*** Opening Record extracts ***

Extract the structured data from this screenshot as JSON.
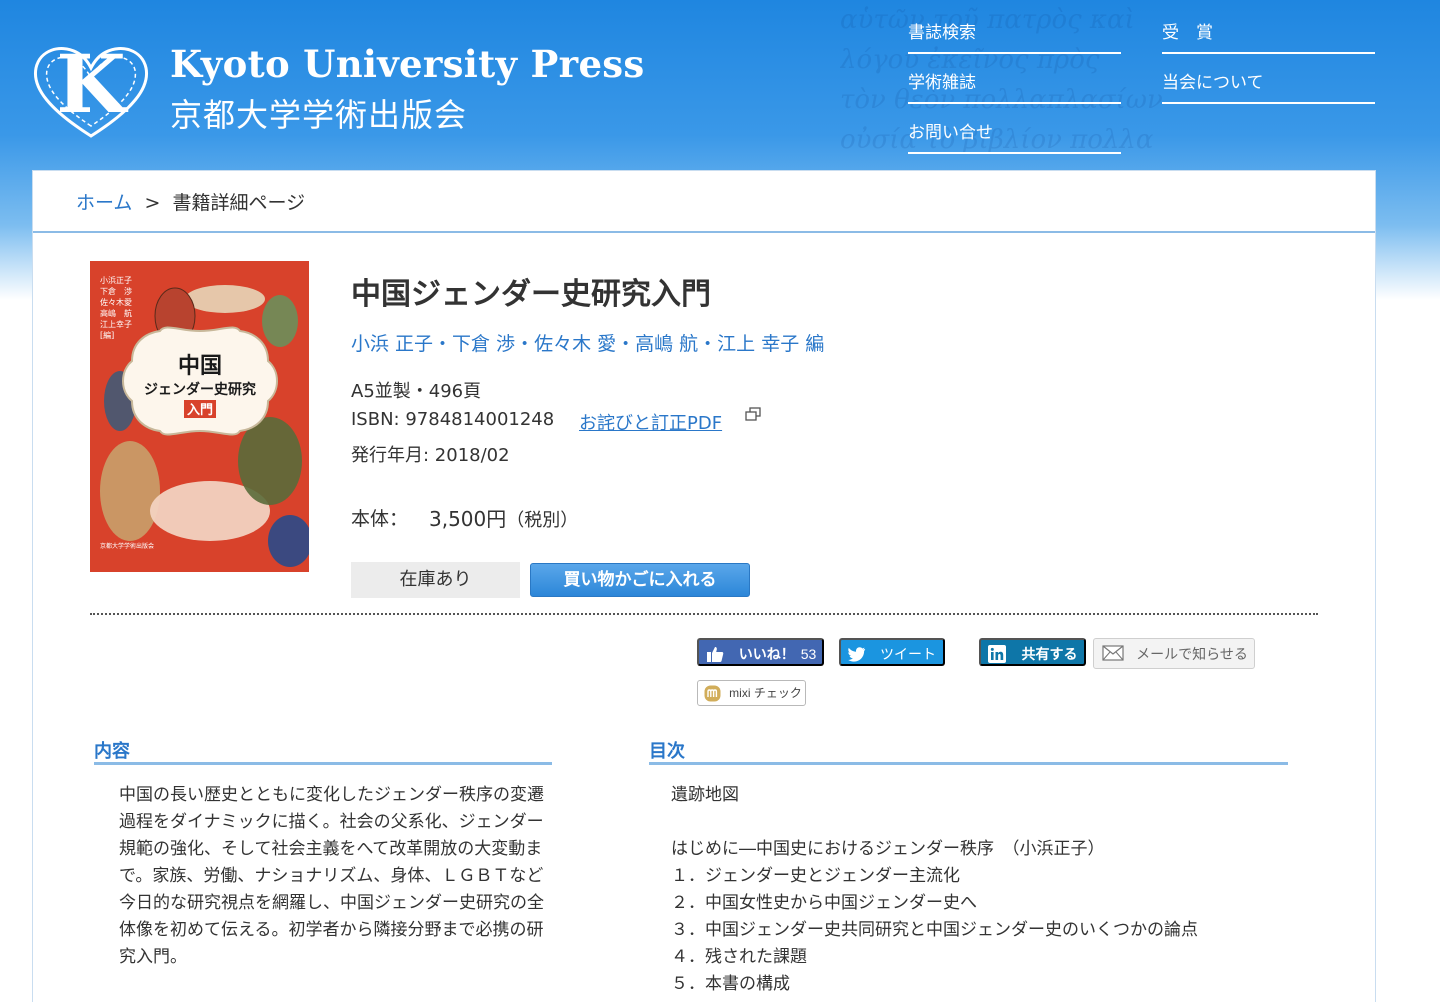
{
  "header": {
    "logo_letter": "K",
    "logo_en": "Kyoto University Press",
    "logo_ja": "京都大学学術出版会",
    "nav": [
      {
        "label": "書誌検索"
      },
      {
        "label": "受　賞"
      },
      {
        "label": "学術雑誌"
      },
      {
        "label": "当会について"
      },
      {
        "label": "お問い合せ"
      }
    ]
  },
  "breadcrumb": {
    "home": "ホーム",
    "separator": ">",
    "current": "書籍詳細ページ"
  },
  "book": {
    "title": "中国ジェンダー史研究入門",
    "authors": "小浜 正子・下倉 渉・佐々木 愛・高嶋 航・江上 幸子 編",
    "format": "A5並製・496頁",
    "isbn": "ISBN: 9784814001248",
    "erratum_link": "お詫びと訂正PDF",
    "pub_date": "発行年月: 2018/02",
    "price_label": "本体：",
    "price_value": "3,500円",
    "price_tax": "（税別）",
    "stock_label": "在庫あり",
    "cart_label": "買い物かごに入れる",
    "cover": {
      "authors_lines": [
        "小浜正子",
        "下倉　渉",
        "佐々木愛",
        "高嶋　航",
        "江上幸子"
      ],
      "ed_mark": "[編]",
      "title_line1": "中国",
      "title_line2": "ジェンダー史研究",
      "title_line3": "入門",
      "publisher": "京都大学学術出版会",
      "bg_color": "#d8422b"
    }
  },
  "social": {
    "like_label": "いいね！",
    "like_count": "53",
    "tweet_label": "ツイート",
    "share_label": "共有する",
    "mail_label": "メールで知らせる",
    "mixi_label": "mixi チェック"
  },
  "description": {
    "heading": "内容",
    "text": "中国の長い歴史とともに変化したジェンダー秩序の変遷過程をダイナミックに描く。社会の父系化、ジェンダー規範の強化、そして社会主義をへて改革開放の大変動まで。家族、労働、ナショナリズム、身体、ＬＧＢＴなど今日的な研究視点を網羅し、中国ジェンダー史研究の全体像を初めて伝える。初学者から隣接分野まで必携の研究入門。"
  },
  "toc": {
    "heading": "目次",
    "lines": [
      "遺跡地図",
      "",
      "はじめに―中国史におけるジェンダー秩序　（小浜正子）",
      "１．ジェンダー史とジェンダー主流化",
      "２．中国女性史から中国ジェンダー史へ",
      "３．中国ジェンダー史共同研究と中国ジェンダー史のいくつかの論点",
      "４．残された課題",
      "５．本書の構成"
    ]
  },
  "colors": {
    "header_blue": "#1f86e0",
    "link_blue": "#2a77c9",
    "cart_blue": "#2c86d8",
    "facebook": "#4267b2",
    "twitter": "#1b95e0",
    "linkedin": "#0e76a8"
  }
}
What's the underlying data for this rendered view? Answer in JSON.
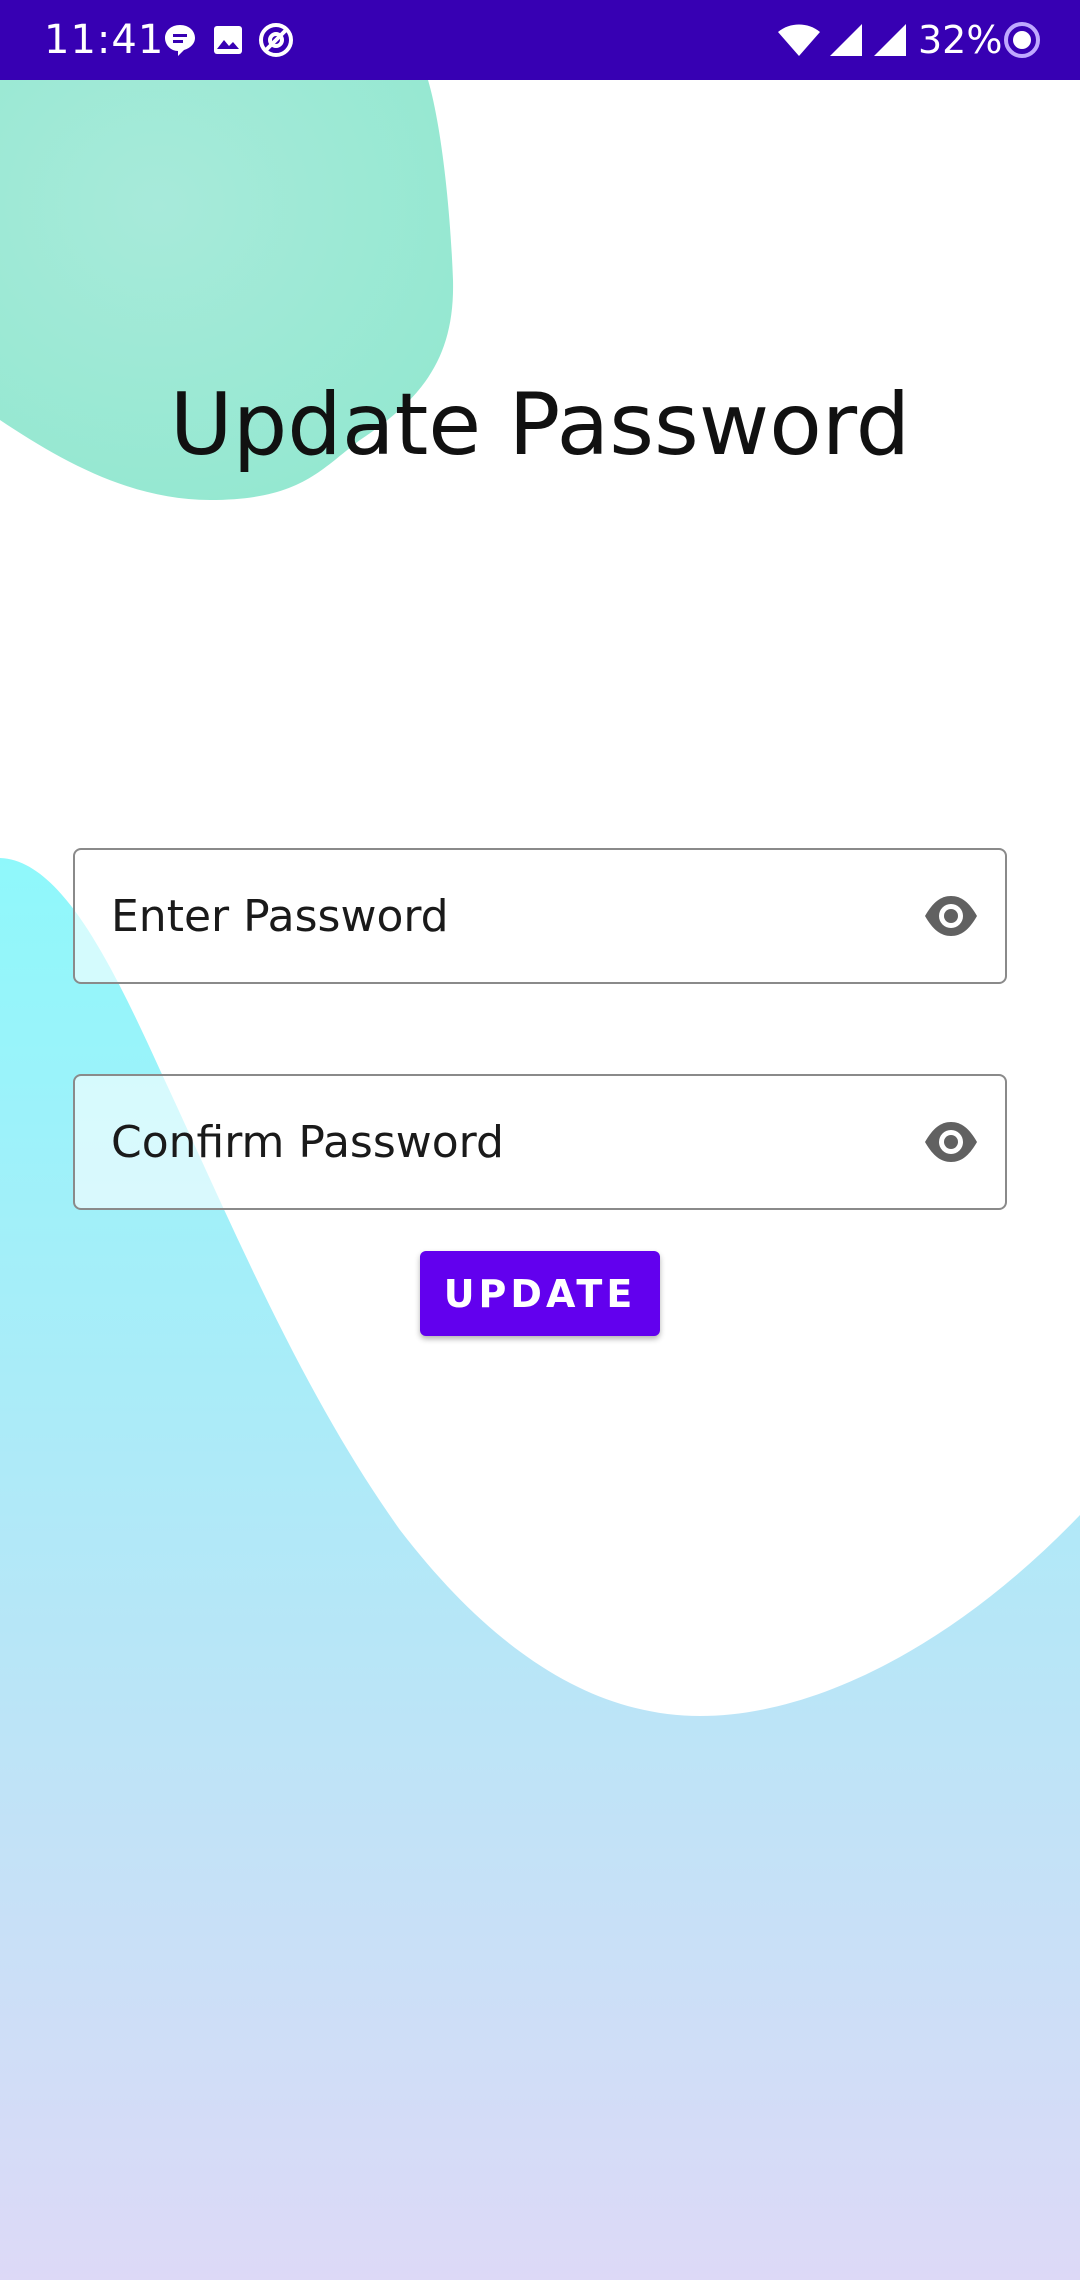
{
  "status_bar": {
    "time": "11:41",
    "battery": "32%",
    "background_color": "#3700b3",
    "icons": [
      "message-icon",
      "image-icon",
      "app-notification-icon",
      "wifi-icon",
      "signal-icon",
      "signal-icon",
      "battery-saver-icon"
    ]
  },
  "page": {
    "title": "Update Password"
  },
  "form": {
    "password": {
      "placeholder": "Enter Password",
      "value": "",
      "toggle_icon": "eye-icon"
    },
    "confirm_password": {
      "placeholder": "Confirm Password",
      "value": "",
      "toggle_icon": "eye-icon"
    },
    "submit_label": "UPDATE"
  },
  "colors": {
    "accent": "#6200ee",
    "status_bar": "#3700b3",
    "blob_green": "#9ce9d4",
    "blob_cyan": "#8ff8fb",
    "blob_lavender": "#ddd9f7"
  }
}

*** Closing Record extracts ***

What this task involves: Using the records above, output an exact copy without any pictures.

The answer:
Extract the structured data from this screenshot as JSON.
{
  "header": {
    "logo_letter": "K",
    "logo_en": "Kyoto University Press",
    "logo_ja": "京都大学学術出版会",
    "nav": [
      {
        "label": "書誌検索"
      },
      {
        "label": "受　賞"
      },
      {
        "label": "学術雑誌"
      },
      {
        "label": "当会について"
      },
      {
        "label": "お問い合せ"
      }
    ]
  },
  "breadcrumb": {
    "home": "ホーム",
    "separator": ">",
    "current": "書籍詳細ページ"
  },
  "book": {
    "title": "中国ジェンダー史研究入門",
    "authors": "小浜 正子・下倉 渉・佐々木 愛・高嶋 航・江上 幸子 編",
    "format": "A5並製・496頁",
    "isbn": "ISBN: 9784814001248",
    "erratum_link": "お詫びと訂正PDF",
    "pub_date": "発行年月: 2018/02",
    "price_label": "本体：",
    "price_value": "3,500円",
    "price_tax": "（税別）",
    "stock_label": "在庫あり",
    "cart_label": "買い物かごに入れる",
    "cover": {
      "authors_lines": [
        "小浜正子",
        "下倉　渉",
        "佐々木愛",
        "高嶋　航",
        "江上幸子"
      ],
      "ed_mark": "[編]",
      "title_line1": "中国",
      "title_line2": "ジェンダー史研究",
      "title_line3": "入門",
      "publisher": "京都大学学術出版会",
      "bg_color": "#d8422b"
    }
  },
  "social": {
    "like_label": "いいね！",
    "like_count": "53",
    "tweet_label": "ツイート",
    "share_label": "共有する",
    "mail_label": "メールで知らせる",
    "mixi_label": "mixi チェック"
  },
  "description": {
    "heading": "内容",
    "text": "中国の長い歴史とともに変化したジェンダー秩序の変遷過程をダイナミックに描く。社会の父系化、ジェンダー規範の強化、そして社会主義をへて改革開放の大変動まで。家族、労働、ナショナリズム、身体、ＬＧＢＴなど今日的な研究視点を網羅し、中国ジェンダー史研究の全体像を初めて伝える。初学者から隣接分野まで必携の研究入門。"
  },
  "toc": {
    "heading": "目次",
    "lines": [
      "遺跡地図",
      "",
      "はじめに―中国史におけるジェンダー秩序　（小浜正子）",
      "１．ジェンダー史とジェンダー主流化",
      "２．中国女性史から中国ジェンダー史へ",
      "３．中国ジェンダー史共同研究と中国ジェンダー史のいくつかの論点",
      "４．残された課題",
      "５．本書の構成"
    ]
  },
  "colors": {
    "header_blue": "#1f86e0",
    "link_blue": "#2a77c9",
    "cart_blue": "#2c86d8",
    "facebook": "#4267b2",
    "twitter": "#1b95e0",
    "linkedin": "#0e76a8"
  }
}
What's the underlying data for this rendered view? Answer in JSON.
{
  "status_bar": {
    "time": "11:41",
    "battery": "32%",
    "background_color": "#3700b3",
    "icons": [
      "message-icon",
      "image-icon",
      "app-notification-icon",
      "wifi-icon",
      "signal-icon",
      "signal-icon",
      "battery-saver-icon"
    ]
  },
  "page": {
    "title": "Update Password"
  },
  "form": {
    "password": {
      "placeholder": "Enter Password",
      "value": "",
      "toggle_icon": "eye-icon"
    },
    "confirm_password": {
      "placeholder": "Confirm Password",
      "value": "",
      "toggle_icon": "eye-icon"
    },
    "submit_label": "UPDATE"
  },
  "colors": {
    "accent": "#6200ee",
    "status_bar": "#3700b3",
    "blob_green": "#9ce9d4",
    "blob_cyan": "#8ff8fb",
    "blob_lavender": "#ddd9f7"
  }
}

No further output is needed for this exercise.